» **Try it**: Please state how many lines in the records that follow include "caption", with no other output.

═════ Excerpted records ═════

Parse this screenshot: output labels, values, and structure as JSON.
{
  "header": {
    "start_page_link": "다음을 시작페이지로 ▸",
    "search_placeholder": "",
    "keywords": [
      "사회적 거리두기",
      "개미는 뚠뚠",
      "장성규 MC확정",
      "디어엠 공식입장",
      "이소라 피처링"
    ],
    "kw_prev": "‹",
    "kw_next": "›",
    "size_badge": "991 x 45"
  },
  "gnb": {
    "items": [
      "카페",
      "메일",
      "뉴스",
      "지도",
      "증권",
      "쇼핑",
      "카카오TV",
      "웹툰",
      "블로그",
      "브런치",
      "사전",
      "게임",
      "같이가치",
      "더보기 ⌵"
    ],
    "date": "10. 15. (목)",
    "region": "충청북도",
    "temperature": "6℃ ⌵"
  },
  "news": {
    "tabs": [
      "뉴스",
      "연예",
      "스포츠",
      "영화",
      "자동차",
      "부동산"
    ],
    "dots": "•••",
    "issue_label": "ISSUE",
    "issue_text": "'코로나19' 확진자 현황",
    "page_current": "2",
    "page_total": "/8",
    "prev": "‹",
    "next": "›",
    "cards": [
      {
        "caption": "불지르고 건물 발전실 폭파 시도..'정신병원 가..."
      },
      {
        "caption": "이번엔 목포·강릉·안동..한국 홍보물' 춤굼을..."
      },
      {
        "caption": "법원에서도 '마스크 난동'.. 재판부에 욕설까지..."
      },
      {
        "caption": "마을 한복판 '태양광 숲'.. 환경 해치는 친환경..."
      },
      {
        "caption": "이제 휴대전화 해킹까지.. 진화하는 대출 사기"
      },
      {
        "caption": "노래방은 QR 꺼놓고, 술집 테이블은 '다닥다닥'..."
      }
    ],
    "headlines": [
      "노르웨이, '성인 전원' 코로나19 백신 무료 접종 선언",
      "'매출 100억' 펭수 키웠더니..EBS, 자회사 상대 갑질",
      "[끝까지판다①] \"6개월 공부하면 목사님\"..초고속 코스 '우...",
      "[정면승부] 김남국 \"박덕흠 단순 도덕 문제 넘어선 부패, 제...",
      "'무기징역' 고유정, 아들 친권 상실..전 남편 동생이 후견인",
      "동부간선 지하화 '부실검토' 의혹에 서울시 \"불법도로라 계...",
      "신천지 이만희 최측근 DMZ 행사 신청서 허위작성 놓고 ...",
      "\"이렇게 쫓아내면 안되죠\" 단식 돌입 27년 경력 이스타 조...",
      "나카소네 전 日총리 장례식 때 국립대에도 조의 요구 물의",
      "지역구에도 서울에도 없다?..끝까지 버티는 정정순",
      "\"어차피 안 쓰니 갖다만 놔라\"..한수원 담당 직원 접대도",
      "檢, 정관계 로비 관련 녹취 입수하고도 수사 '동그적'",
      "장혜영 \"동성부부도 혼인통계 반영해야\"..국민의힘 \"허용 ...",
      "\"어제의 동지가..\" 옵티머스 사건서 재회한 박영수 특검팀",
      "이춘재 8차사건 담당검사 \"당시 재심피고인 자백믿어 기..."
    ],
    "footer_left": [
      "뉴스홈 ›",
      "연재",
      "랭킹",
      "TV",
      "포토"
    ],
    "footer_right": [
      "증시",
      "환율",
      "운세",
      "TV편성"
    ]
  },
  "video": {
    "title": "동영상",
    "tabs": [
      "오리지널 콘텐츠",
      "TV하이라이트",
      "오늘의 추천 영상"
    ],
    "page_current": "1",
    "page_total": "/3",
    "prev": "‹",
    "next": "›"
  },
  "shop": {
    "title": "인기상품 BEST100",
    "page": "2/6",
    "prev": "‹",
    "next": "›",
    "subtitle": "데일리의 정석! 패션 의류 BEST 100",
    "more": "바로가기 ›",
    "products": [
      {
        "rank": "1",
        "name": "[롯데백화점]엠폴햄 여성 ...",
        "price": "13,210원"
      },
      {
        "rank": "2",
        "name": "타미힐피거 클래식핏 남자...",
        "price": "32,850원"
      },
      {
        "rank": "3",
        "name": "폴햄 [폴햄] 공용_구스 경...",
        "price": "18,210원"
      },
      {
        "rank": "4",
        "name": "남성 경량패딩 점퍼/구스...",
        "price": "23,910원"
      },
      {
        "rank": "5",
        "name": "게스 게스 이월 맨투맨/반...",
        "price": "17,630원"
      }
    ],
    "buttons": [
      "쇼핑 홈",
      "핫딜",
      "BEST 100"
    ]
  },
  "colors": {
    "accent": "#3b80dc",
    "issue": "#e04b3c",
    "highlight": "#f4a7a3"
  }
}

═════

» **Answer space**: 6